Janene Sims, OD, PhD

As the new director of Community Eye Care (CEC), Janene Sims, OD, PhD, is excited about past growth of the UAB School of Optometry’s community outreach arm.

CEC, which provides comprehensive eye care and vision screenings for underinsured residents at locations throughout the Birmingham metro area, increased its presence at Western Health Center in Midfield, Alabama, from three days a week to four in 2017. And at the annual Gift of Sight event in December, free eye care and glasses were provided to 260 patients.

Now, Sims is looking forward to what is to come in 2018. Her work with CEC began when she was a student at the School of Optometry and continued when she joined the School as a part-time faculty member in 1997. Now, Sims is an associate professor at the School of Optometry, supervisor of its Residency in Family Practice Optometry and also serves as an advisor for the UAB chapter of the National Optometric Student Association.
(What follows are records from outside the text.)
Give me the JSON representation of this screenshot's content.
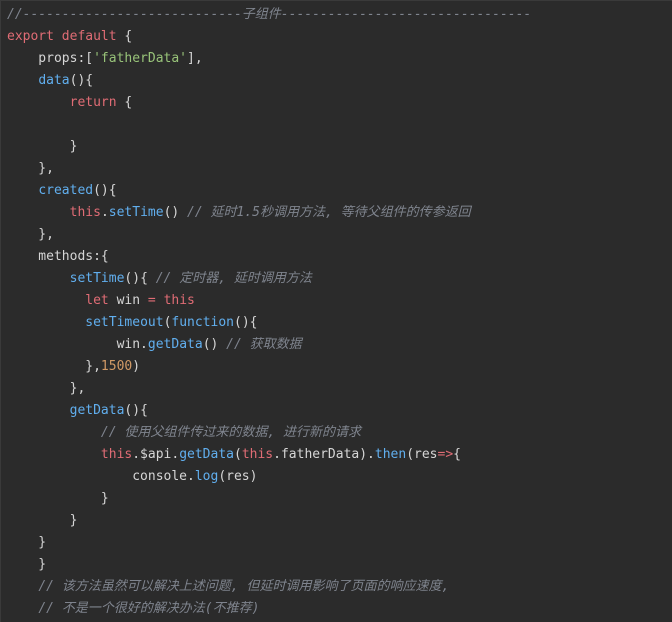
{
  "colors": {
    "background": "#2b2b2b",
    "default_text": "#d6d6d6",
    "keyword": "#e06c75",
    "function": "#61afef",
    "string": "#98c379",
    "number": "#d19a66",
    "comment": "#7f848e"
  },
  "code_lines": [
    [
      {
        "t": "//----------------------------子组件--------------------------------",
        "c": "cm"
      }
    ],
    [
      {
        "t": "export",
        "c": "kw"
      },
      {
        "t": " "
      },
      {
        "t": "default",
        "c": "kw"
      },
      {
        "t": " {"
      }
    ],
    [
      {
        "t": "    props:["
      },
      {
        "t": "'fatherData'",
        "c": "str"
      },
      {
        "t": "],"
      }
    ],
    [
      {
        "t": "    "
      },
      {
        "t": "data",
        "c": "fn"
      },
      {
        "t": "(){"
      }
    ],
    [
      {
        "t": "        "
      },
      {
        "t": "return",
        "c": "kw"
      },
      {
        "t": " {"
      }
    ],
    [
      {
        "t": ""
      }
    ],
    [
      {
        "t": "        }"
      }
    ],
    [
      {
        "t": "    },"
      }
    ],
    [
      {
        "t": "    "
      },
      {
        "t": "created",
        "c": "fn"
      },
      {
        "t": "(){"
      }
    ],
    [
      {
        "t": "        "
      },
      {
        "t": "this",
        "c": "kw"
      },
      {
        "t": "."
      },
      {
        "t": "setTime",
        "c": "fn"
      },
      {
        "t": "() "
      },
      {
        "t": "// 延时1.5秒调用方法, 等待父组件的传参返回",
        "c": "cm"
      }
    ],
    [
      {
        "t": "    },"
      }
    ],
    [
      {
        "t": "    methods:{"
      }
    ],
    [
      {
        "t": "        "
      },
      {
        "t": "setTime",
        "c": "fn"
      },
      {
        "t": "(){ "
      },
      {
        "t": "// 定时器, 延时调用方法",
        "c": "cm"
      }
    ],
    [
      {
        "t": "          "
      },
      {
        "t": "let",
        "c": "kw"
      },
      {
        "t": " win "
      },
      {
        "t": "=",
        "c": "kw"
      },
      {
        "t": " "
      },
      {
        "t": "this",
        "c": "kw"
      }
    ],
    [
      {
        "t": "          "
      },
      {
        "t": "setTimeout",
        "c": "fn"
      },
      {
        "t": "("
      },
      {
        "t": "function",
        "c": "fn"
      },
      {
        "t": "(){"
      }
    ],
    [
      {
        "t": "              win."
      },
      {
        "t": "getData",
        "c": "fn"
      },
      {
        "t": "() "
      },
      {
        "t": "// 获取数据",
        "c": "cm"
      }
    ],
    [
      {
        "t": "          },"
      },
      {
        "t": "1500",
        "c": "num"
      },
      {
        "t": ")"
      }
    ],
    [
      {
        "t": "        },"
      }
    ],
    [
      {
        "t": "        "
      },
      {
        "t": "getData",
        "c": "fn"
      },
      {
        "t": "(){"
      }
    ],
    [
      {
        "t": "            "
      },
      {
        "t": "// 使用父组件传过来的数据, 进行新的请求",
        "c": "cm"
      }
    ],
    [
      {
        "t": "            "
      },
      {
        "t": "this",
        "c": "kw"
      },
      {
        "t": ".$api."
      },
      {
        "t": "getData",
        "c": "fn"
      },
      {
        "t": "("
      },
      {
        "t": "this",
        "c": "kw"
      },
      {
        "t": ".fatherData)."
      },
      {
        "t": "then",
        "c": "fn"
      },
      {
        "t": "(res"
      },
      {
        "t": "=>",
        "c": "kw"
      },
      {
        "t": "{"
      }
    ],
    [
      {
        "t": "                console."
      },
      {
        "t": "log",
        "c": "fn"
      },
      {
        "t": "(res)"
      }
    ],
    [
      {
        "t": "            }"
      }
    ],
    [
      {
        "t": "        }"
      }
    ],
    [
      {
        "t": "    }"
      }
    ],
    [
      {
        "t": "    }"
      }
    ],
    [
      {
        "t": "    "
      },
      {
        "t": "// 该方法虽然可以解决上述问题, 但延时调用影响了页面的响应速度,",
        "c": "cm"
      }
    ],
    [
      {
        "t": "    "
      },
      {
        "t": "// 不是一个很好的解决办法(不推荐)",
        "c": "cm"
      }
    ]
  ]
}
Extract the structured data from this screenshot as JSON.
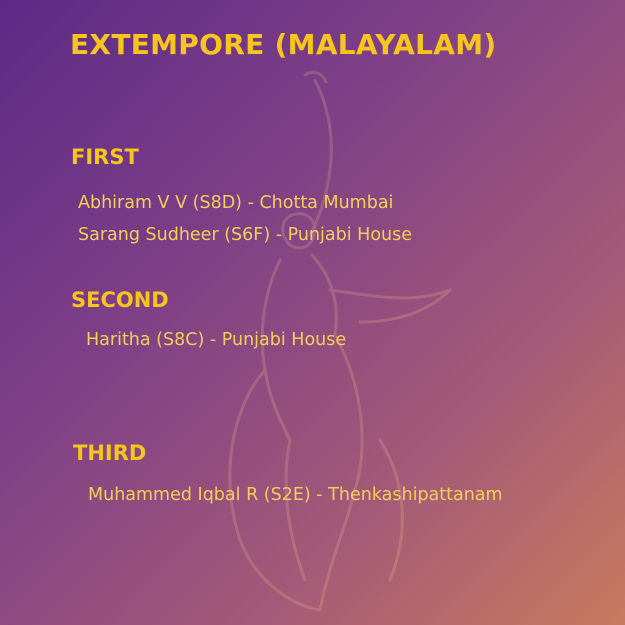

Q: Why are you interested in providing community service to the Birmingham community and UAB?
A: As a graduate of the UAB School of Optometry, I was taught the importance of promoting eye health and regularly scheduled eye exams to patients in various communities. I have always been service-oriented. I like helping others.

Q: What kind of impact does CEC have on the community?
A: CEC screenings are able to detect vision and ocular health problems. After meeting patients at a screening, many want to schedule an appointment when I am in clinic. We also provide screenings for high blood pressure, and we have detected several stroke-level BPs and made the appropriate immediate referral. Once, Felton Perry, OD, who served as CEC director until 2017, told an uninsured patient to go to the emergency room. He later received a note from one of the ER doctors that said the patient would have had a stroke had he not gone to the ER.

Q: Through the work you’ve done for CEC and student volunteer organizations, you are leading students in community service. Why is this an important part of their optometric education?
A: The National Optometric Student Association, or NOSA, is a service organization dedicated to providing the delivery of effective and adequate eye care to the minority and underserved communities. In addition, NOSA creatively markets the field of optometry in an effort to increase recruitment and retention of underrepresented minorities into the profession. As faculty adviser for NOSA, I encourage students to go into the community to provide vision screenings at health fairs and local organizations and provide information for middle school, high school and college students interested in health careers.

Q: Are there any plans for CEC growth or expansion?
A: We increased our presence at Western Health Center by one-half day in fall 2017. The demands of the clinic may require additional days in the future. I am looking forward to growth.

Q: Is there anything about you that your students or other faculty may not know?
A: Many people know I like to sing. Some may not now I grew up on a farm and that I know how to drive a John Deere tractor.